EXTRACTED ENTRIES START

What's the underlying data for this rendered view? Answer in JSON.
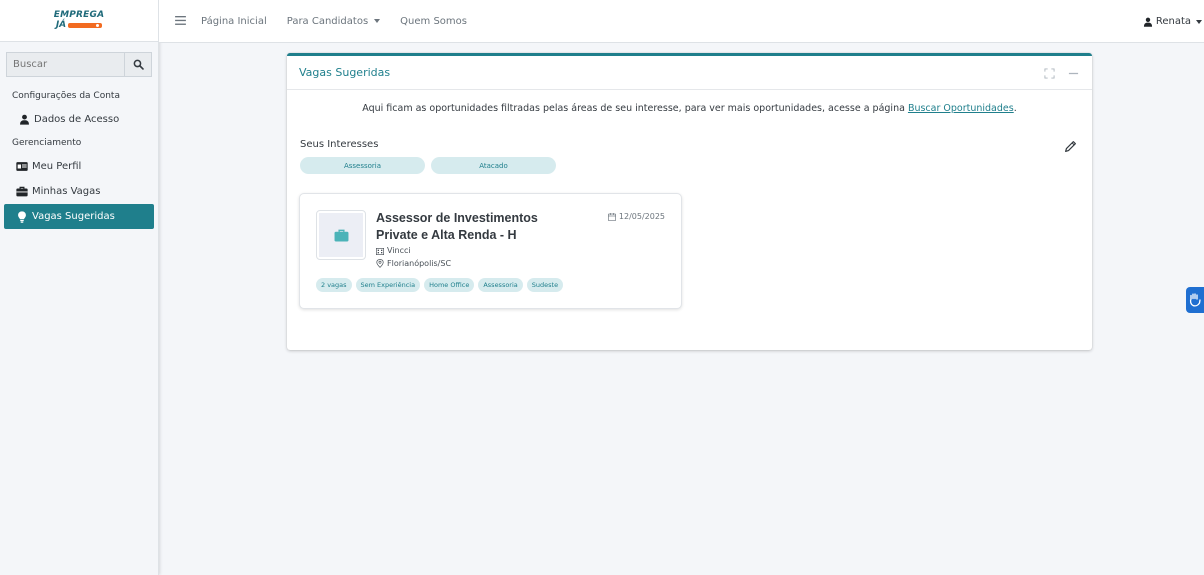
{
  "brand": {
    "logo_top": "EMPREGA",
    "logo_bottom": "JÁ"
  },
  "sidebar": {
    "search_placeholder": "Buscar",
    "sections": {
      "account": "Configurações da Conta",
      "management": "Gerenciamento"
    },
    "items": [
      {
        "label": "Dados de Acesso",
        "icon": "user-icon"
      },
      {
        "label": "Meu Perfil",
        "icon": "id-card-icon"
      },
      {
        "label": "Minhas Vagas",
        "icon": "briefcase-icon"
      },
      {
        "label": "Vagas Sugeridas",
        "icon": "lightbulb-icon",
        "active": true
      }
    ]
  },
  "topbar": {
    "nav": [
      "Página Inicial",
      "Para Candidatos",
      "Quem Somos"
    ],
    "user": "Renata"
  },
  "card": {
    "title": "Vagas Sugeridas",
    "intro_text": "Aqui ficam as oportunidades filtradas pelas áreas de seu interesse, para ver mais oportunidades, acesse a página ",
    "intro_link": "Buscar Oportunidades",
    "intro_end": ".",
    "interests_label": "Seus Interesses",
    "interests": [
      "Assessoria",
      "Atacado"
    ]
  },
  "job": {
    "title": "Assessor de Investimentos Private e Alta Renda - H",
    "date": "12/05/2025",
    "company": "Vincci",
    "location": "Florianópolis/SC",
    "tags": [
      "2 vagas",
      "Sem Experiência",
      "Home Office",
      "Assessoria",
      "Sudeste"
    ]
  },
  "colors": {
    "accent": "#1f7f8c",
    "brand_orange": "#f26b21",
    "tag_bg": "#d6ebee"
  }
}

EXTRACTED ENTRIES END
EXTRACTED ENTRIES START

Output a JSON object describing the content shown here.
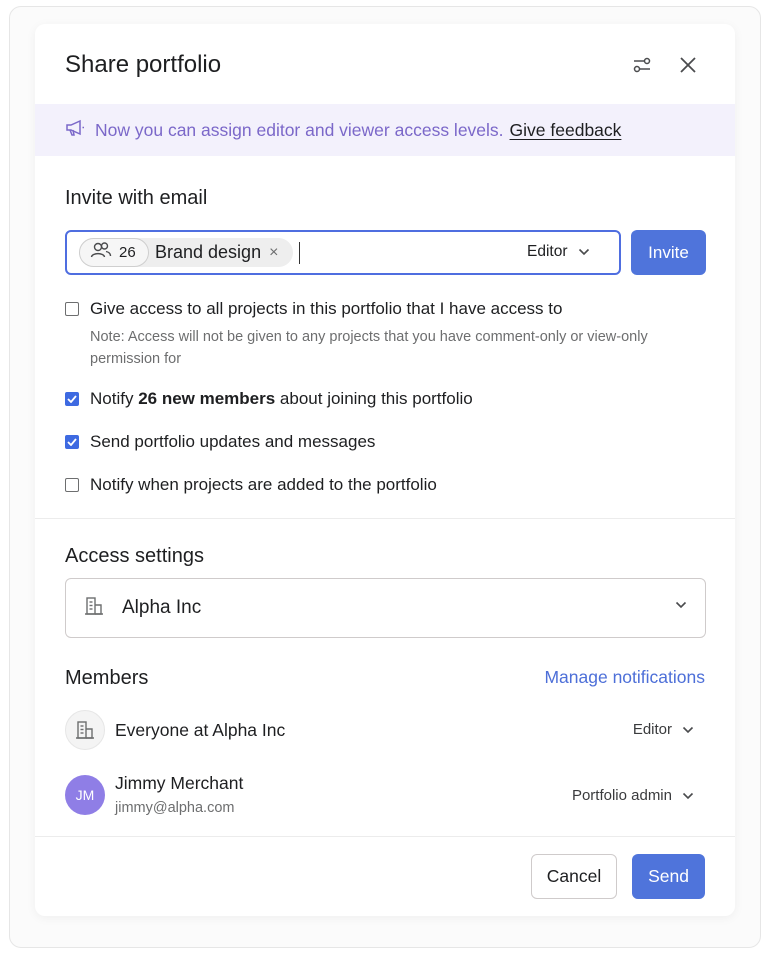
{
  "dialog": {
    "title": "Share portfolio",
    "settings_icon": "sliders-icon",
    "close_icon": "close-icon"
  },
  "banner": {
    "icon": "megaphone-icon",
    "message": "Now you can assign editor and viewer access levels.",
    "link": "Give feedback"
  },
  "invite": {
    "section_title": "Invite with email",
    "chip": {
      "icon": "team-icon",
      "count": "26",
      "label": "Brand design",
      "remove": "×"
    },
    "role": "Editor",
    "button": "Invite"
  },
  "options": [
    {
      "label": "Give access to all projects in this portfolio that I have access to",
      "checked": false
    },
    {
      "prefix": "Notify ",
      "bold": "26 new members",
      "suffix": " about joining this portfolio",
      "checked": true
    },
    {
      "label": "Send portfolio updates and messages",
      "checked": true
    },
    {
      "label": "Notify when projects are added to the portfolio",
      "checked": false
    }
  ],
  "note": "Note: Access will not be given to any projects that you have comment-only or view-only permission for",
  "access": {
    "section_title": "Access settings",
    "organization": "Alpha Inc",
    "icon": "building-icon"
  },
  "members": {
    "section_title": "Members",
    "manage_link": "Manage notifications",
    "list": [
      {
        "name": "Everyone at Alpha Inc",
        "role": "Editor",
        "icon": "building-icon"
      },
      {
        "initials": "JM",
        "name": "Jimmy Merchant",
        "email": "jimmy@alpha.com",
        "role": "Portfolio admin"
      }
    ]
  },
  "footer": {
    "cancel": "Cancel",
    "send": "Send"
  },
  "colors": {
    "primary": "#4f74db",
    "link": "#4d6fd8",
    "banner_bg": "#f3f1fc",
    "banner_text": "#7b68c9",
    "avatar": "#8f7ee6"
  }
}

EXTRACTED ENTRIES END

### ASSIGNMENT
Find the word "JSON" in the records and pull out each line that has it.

### REPLY
What's the underlying data for this rendered view? Answer in JSON.
Output a JSON object describing the content shown here.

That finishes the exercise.